Since the 1970s, gender expertise has achieved a high degree of salience in global governance processes in general, and, over the last decade, within institutions concerned with international peace and security in particular. This study addresses the question of what happens when feminist knowledge is incorporated into the discourse of security institutions. It draws on Michel Foucault's concept of governmentality to examine the contingent encounters of feminist discourses with the liberal peace paradigm and traditional conceptions of security in the context of United Nations multidimensional peacekeeping operations over the period 1999–2010. Throughout these encounters, political rationalities of peacekeeping tend to subjugate feminist objectives to the broader goal of conflict resolution. Simultaneously, feminists and women's rights activists who engage with mainstream peacekeeping rationalities are turning into potentially influential ‘gender experts’, who contest and redefine traditional meanings of peace and security. As bureaucratic machineries become involved in the collection of data on post-conflict gender dynamics, such as violence against women and girls, women's formal political participation and acts of sexual violence committed by peacekeepers, feminist knowledge increasingly informs technologies of population management in post-conflict settings. In the process, certain gendered and racialized identities are normalized, and certain rationales for military intervention in the post-colonial world are put forward, thus contributing to creating new marginalities and consolidating existing ones.

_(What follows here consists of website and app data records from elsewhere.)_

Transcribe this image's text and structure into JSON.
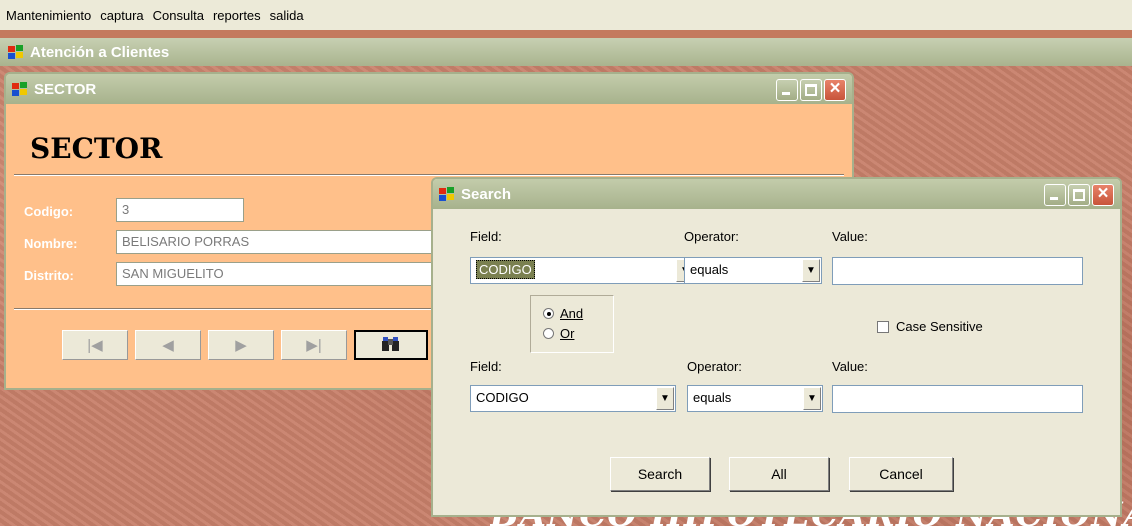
{
  "menubar": {
    "items": [
      {
        "label": "Mantenimiento"
      },
      {
        "label": "captura"
      },
      {
        "label": "Consulta"
      },
      {
        "label": "reportes"
      },
      {
        "label": "salida"
      }
    ]
  },
  "app": {
    "title": "Atención a Clientes"
  },
  "sector_window": {
    "title": "SECTOR",
    "heading": "SECTOR",
    "fields": {
      "codigo": {
        "label": "Codigo:",
        "value": "3"
      },
      "nombre": {
        "label": "Nombre:",
        "value": "BELISARIO PORRAS"
      },
      "distrito": {
        "label": "Distrito:",
        "value": "SAN MIGUELITO"
      }
    },
    "nav": {
      "first": "|◀",
      "prev": "◀",
      "next": "▶",
      "last": "▶|"
    }
  },
  "search_dialog": {
    "title": "Search",
    "row1": {
      "field_label": "Field:",
      "field_value": "CODIGO",
      "operator_label": "Operator:",
      "operator_value": "equals",
      "value_label": "Value:"
    },
    "logic": {
      "and": "And",
      "or": "Or",
      "selected": "And"
    },
    "case_sensitive": "Case Sensitive",
    "row2": {
      "field_label": "Field:",
      "field_value": "CODIGO",
      "operator_label": "Operator:",
      "operator_value": "equals",
      "value_label": "Value:"
    },
    "buttons": {
      "search": "Search",
      "all": "All",
      "cancel": "Cancel"
    }
  },
  "background": {
    "banner": "BANCO HIPOTECARIO NACIONAL"
  }
}
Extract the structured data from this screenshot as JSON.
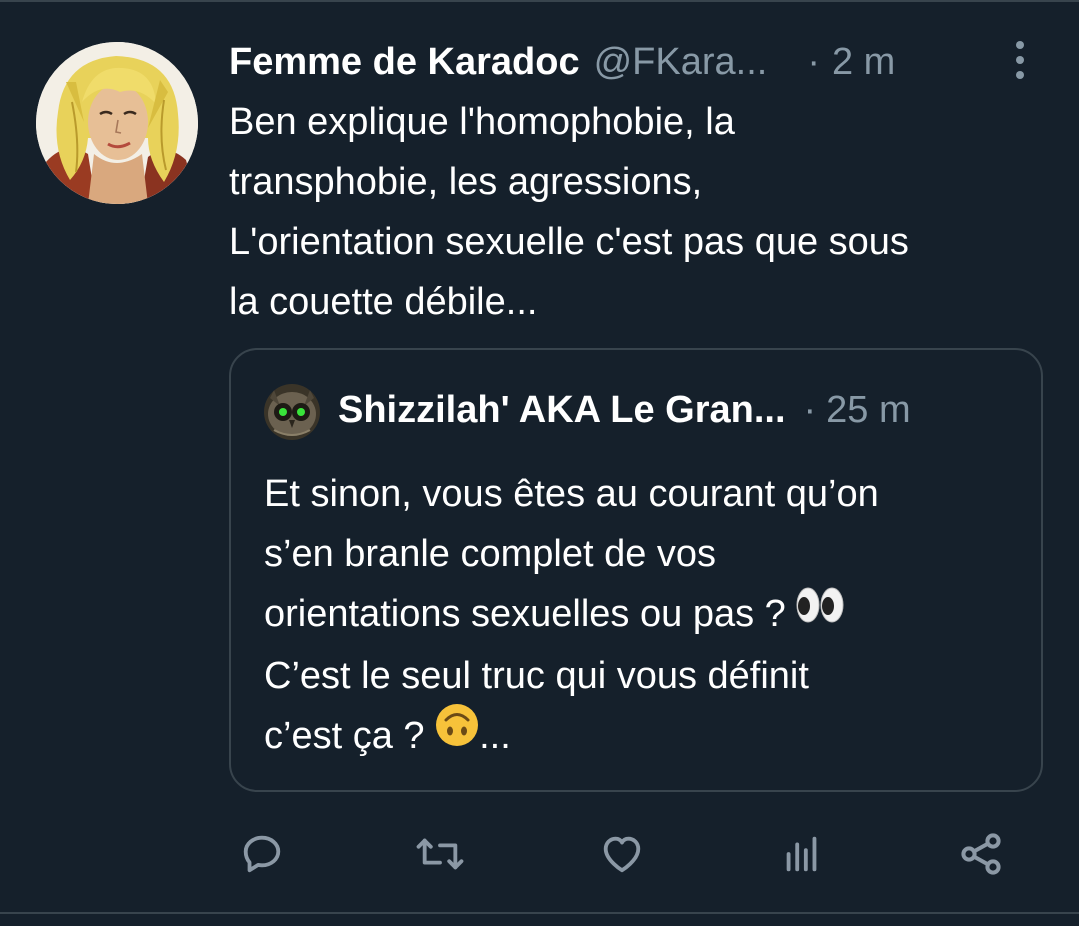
{
  "tweet": {
    "author_name": "Femme de Karadoc",
    "handle": "@FKara...",
    "separator": "·",
    "time": "2 m",
    "text_lines": [
      "Ben explique l'homophobie, la",
      "transphobie, les agressions,",
      "L'orientation sexuelle c'est pas que sous",
      "la couette débile..."
    ]
  },
  "quote": {
    "author_name": "Shizzilah' AKA Le Gran...",
    "separator": "·",
    "time": "25 m",
    "text_lines": [
      "Et sinon, vous êtes au courant qu’on",
      "s’en branle complet de vos",
      "orientations sexuelles ou pas ?",
      "C’est le seul truc qui vous définit",
      "c’est ça ?"
    ],
    "line3_emoji": "eyes",
    "line5_emoji": "upside-down-face",
    "line5_suffix": "..."
  },
  "actions": [
    {
      "name": "reply",
      "icon": "reply-icon"
    },
    {
      "name": "retweet",
      "icon": "retweet-icon"
    },
    {
      "name": "like",
      "icon": "heart-icon"
    },
    {
      "name": "analytics",
      "icon": "analytics-icon"
    },
    {
      "name": "share",
      "icon": "share-icon"
    }
  ],
  "colors": {
    "background": "#15202b",
    "secondary_text": "#8899a6",
    "border": "#38444d",
    "icon": "#8b98a5"
  }
}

|Journal||International Feminist Journal of Politics|
|Publication status||Published - 2012|
- gender mainstreaming
- United Nations